REQUIRED ACTION: Every line below that mentions the word "Windows" should be copied out.

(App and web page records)
◇ ◇ ◇

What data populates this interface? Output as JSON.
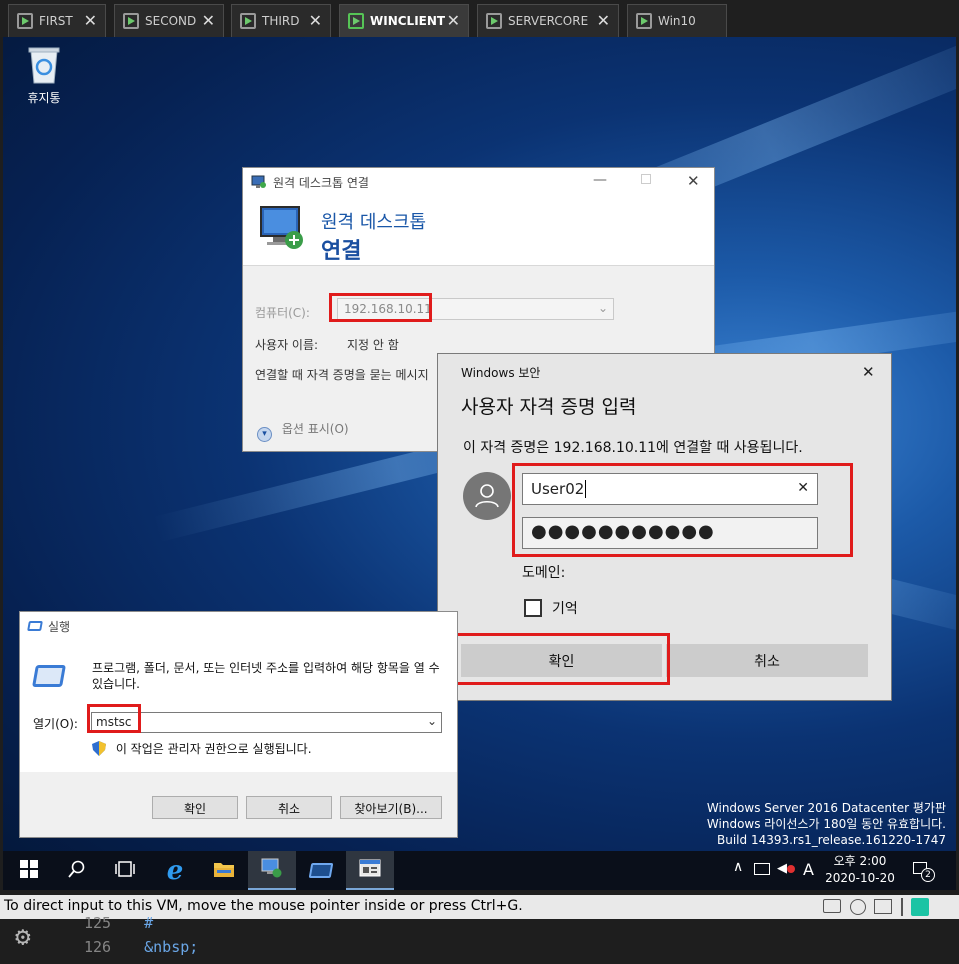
{
  "vm_tabs": [
    {
      "label": "FIRST"
    },
    {
      "label": "SECOND"
    },
    {
      "label": "THIRD"
    },
    {
      "label": "WINCLIENT"
    },
    {
      "label": "SERVERCORE"
    },
    {
      "label": "Win10"
    }
  ],
  "desktop": {
    "recycle_bin_label": "휴지통",
    "watermark": {
      "line1": "Windows Server 2016 Datacenter 평가판",
      "line2": "Windows 라이선스가 180일 동안 유효합니다.",
      "line3": "Build 14393.rs1_release.161220-1747"
    }
  },
  "rdp_window": {
    "title": "원격 데스크톱 연결",
    "header_line1": "원격 데스크톱",
    "header_line2": "연결",
    "computer_label": "컴퓨터(C):",
    "computer_value": "192.168.10.11",
    "username_label": "사용자 이름:",
    "username_value": "지정 안 함",
    "prompt_text": "연결할 때 자격 증명을 묻는 메시지",
    "options_label": "옵션 표시(O)"
  },
  "security_dialog": {
    "title": "Windows 보안",
    "heading": "사용자 자격 증명 입력",
    "description": "이 자격 증명은 192.168.10.11에 연결할 때 사용됩니다.",
    "username_value": "User02",
    "password_mask": "●●●●●●●●●●●",
    "domain_label": "도메인:",
    "remember_label": "기억",
    "ok_label": "확인",
    "cancel_label": "취소"
  },
  "run_dialog": {
    "title": "실행",
    "description": "프로그램, 폴더, 문서, 또는 인터넷 주소를 입력하여 해당 항목을 열 수 있습니다.",
    "open_label": "열기(O):",
    "open_value": "mstsc",
    "admin_note": "이 작업은 관리자 권한으로 실행됩니다.",
    "ok_label": "확인",
    "cancel_label": "취소",
    "browse_label": "찾아보기(B)..."
  },
  "taskbar": {
    "time": "오후 2:00",
    "date": "2020-10-20",
    "ime_label": "A",
    "notification_count": "2"
  },
  "status_bar": {
    "message": "To direct input to this VM, move the mouse pointer inside or press Ctrl+G."
  },
  "editor": {
    "lines": [
      {
        "number": "125",
        "text": "#"
      },
      {
        "number": "126",
        "text": "&nbsp;"
      }
    ]
  },
  "colors": {
    "highlight_red": "#e01b1b",
    "rdp_blue": "#1a57a8",
    "active_tab_green": "#56c456"
  }
}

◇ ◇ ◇

ANSWER SPACE:
      "line1": "Windows Server 2016 Datacenter 평가판",
      "line2": "Windows 라이선스가 180일 동안 유효합니다.",
    "title": "Windows 보안",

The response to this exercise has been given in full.